In the United States, the immigration system and the criminal system are closely, but inconspicuously, related.  Attorneys and immigrants alike frequently fail to realize the potential ramifications for pleading guilty to a seemingly minor criminal charge.  In some cases, a misdemeanor drug offense can lead to removal from the country, regardless of any other positive factors favoring allowing the immigrant to stay.

The Supreme Court is set to reconsider this issue in Carachuri-Rosendo v. Holder.  Mr. Carachuri-Rosendo was a longtime legal resident of Texas, settled down with a fiancée and four children, all of whom are Unites States citizens.  But, after he had a couple of convictions for possession of marijuana and a tablet of Xanax, a common anti-anxiety drug, he found himself deported back to Mexico, leaving the life he had known for years behind.

Another example of this is Mr. Lemaine, a case cited in amicus briefs dealing with the same issue as Mr. Carachuri-Rosendo.  Mr. Lemaine came to the United States from Haiti at the age of three.  As a teenager, he was caught with a small amount of marijuana, but this case was dropped.  Then, in 2007, he was again caught with a small amount of marijuana, and his legal aid counsel advised him to enter a guilty plea, and agree to pay the mere $100 fine.  This normally would seem like the best way to handle such a charge; however, neither party was aware that this had drastic consequences for his immigration status.  Before he knew it, he was in handcuffs, on his way to Texas to face an immigration judge, and eventual deportation.

In neither of these cases, were the defendants able to raise defenses in their favor, such as how both have large amounts of family in the United States, with little to return to in their home country.  Nor does it matter that, in the grand scheme of our criminal justice system, the charges that were brought against them are minor; neither seemed to pose any large threat to public safety.

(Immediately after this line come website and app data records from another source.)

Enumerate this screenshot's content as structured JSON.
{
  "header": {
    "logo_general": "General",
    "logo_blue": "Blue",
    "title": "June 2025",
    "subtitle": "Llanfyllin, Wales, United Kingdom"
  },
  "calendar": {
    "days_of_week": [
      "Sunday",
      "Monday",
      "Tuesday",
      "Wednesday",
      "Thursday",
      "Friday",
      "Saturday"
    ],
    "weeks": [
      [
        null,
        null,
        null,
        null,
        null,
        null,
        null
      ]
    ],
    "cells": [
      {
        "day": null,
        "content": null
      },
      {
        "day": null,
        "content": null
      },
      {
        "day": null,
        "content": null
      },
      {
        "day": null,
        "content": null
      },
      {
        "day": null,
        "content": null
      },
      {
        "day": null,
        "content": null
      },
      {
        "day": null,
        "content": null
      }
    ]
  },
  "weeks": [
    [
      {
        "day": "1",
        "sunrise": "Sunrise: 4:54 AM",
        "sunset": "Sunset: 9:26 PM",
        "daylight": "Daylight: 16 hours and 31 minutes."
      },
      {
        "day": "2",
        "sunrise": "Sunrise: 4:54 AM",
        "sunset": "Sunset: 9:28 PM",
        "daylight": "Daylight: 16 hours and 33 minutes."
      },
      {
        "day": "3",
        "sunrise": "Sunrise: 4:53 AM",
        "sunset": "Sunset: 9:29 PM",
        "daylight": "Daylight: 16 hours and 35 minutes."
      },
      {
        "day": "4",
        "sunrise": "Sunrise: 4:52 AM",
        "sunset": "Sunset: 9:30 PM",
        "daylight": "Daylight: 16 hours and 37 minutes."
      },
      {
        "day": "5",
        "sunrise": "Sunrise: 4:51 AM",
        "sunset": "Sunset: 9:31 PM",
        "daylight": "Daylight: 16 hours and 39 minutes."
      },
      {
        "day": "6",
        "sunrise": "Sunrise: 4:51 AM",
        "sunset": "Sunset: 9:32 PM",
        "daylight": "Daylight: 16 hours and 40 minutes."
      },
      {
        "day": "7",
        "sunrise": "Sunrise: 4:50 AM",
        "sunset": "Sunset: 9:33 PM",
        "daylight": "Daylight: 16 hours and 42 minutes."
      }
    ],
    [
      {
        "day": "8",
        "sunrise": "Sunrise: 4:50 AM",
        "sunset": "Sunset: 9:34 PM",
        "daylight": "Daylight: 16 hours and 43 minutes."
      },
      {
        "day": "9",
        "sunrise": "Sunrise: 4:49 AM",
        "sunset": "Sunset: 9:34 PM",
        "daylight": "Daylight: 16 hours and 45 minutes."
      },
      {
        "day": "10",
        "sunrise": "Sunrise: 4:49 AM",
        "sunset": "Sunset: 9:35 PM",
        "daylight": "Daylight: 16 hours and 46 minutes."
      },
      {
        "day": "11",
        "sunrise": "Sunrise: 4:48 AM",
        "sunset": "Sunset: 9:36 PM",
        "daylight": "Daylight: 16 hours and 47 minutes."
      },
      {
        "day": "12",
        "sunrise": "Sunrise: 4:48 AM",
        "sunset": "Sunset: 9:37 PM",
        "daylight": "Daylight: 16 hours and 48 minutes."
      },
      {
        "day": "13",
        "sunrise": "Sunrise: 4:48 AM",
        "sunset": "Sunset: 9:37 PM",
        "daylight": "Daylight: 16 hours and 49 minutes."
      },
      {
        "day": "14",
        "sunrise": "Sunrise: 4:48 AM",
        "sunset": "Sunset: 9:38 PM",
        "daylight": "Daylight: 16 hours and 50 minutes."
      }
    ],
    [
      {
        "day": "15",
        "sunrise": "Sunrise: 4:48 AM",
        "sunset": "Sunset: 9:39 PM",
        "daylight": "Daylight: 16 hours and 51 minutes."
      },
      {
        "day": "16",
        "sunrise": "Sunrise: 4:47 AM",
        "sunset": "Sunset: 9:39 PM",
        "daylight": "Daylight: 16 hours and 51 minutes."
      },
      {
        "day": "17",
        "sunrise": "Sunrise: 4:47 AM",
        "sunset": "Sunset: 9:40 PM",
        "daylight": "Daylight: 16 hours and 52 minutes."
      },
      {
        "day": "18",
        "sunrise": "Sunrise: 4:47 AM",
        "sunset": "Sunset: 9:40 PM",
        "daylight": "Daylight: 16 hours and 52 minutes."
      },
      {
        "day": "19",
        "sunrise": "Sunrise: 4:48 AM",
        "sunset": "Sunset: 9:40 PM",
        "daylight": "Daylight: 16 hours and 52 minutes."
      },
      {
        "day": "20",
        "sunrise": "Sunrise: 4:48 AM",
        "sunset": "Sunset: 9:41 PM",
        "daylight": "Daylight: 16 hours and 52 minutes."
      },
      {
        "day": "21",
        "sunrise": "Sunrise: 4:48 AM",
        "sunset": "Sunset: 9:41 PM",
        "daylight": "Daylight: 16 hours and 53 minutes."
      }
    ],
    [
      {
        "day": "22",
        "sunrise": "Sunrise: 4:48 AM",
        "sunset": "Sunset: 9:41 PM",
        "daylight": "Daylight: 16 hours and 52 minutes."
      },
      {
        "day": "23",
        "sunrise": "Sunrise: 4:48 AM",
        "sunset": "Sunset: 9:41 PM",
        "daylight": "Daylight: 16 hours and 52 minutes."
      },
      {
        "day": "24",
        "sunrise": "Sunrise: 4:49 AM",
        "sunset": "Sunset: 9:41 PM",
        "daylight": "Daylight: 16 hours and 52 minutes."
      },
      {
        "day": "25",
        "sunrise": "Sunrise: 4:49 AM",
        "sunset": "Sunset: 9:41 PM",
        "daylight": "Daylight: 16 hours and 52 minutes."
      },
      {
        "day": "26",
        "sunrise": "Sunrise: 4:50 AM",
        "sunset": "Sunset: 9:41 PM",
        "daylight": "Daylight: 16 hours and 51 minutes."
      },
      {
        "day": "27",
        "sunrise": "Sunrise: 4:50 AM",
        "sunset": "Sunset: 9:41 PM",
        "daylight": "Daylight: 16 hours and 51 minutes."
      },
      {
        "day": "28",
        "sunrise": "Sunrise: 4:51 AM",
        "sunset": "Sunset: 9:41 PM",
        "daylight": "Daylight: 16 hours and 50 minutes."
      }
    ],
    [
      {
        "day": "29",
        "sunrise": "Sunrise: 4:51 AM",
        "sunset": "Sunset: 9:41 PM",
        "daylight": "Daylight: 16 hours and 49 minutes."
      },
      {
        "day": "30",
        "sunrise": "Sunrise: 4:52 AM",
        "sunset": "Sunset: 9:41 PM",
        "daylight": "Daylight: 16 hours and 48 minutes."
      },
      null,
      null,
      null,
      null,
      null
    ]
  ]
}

For now, both defendants must wait for a ruling in Carachuri-Rosendo v. Holder, their last hope for staying in the United States and continuing the lives they have known.

The short answer, YES, if it relates to a procedural immigration matter and not expressly prohibited by a statute,  it may be reviewed as held in the January 2010 Supreme Court decision of Kucana v Holder.  cf 130 S. Ct. 827, (2010). This by no means implies that the Albanian immigrant Agron Kucana will ultimately prevail in his motion to reopen his removal proceedings.  The Supreme Court merely reversed the lower court decision against judicial review and remanded the case for further consideration consistent with the Supreme Court’s decision.

Agron Kucana arrived in the United States under a three month Business Visa, he then applied for asylum, however he OVERSLEPT and arrived fifteen minutes after his hearing and was therefore ordered removed in absentia.  This saga brings up many important factors in immigration law, including congressional intent, executive discretion and the court’s ability to or in some cases the court’s inability to review.  This inability to review is often unique in immigration matters as the congress has nearly plenary power to create immigration law and in many cases can prohibit judicial review.

Click here to read the law and rationale that the Supreme Court used to reach their decision.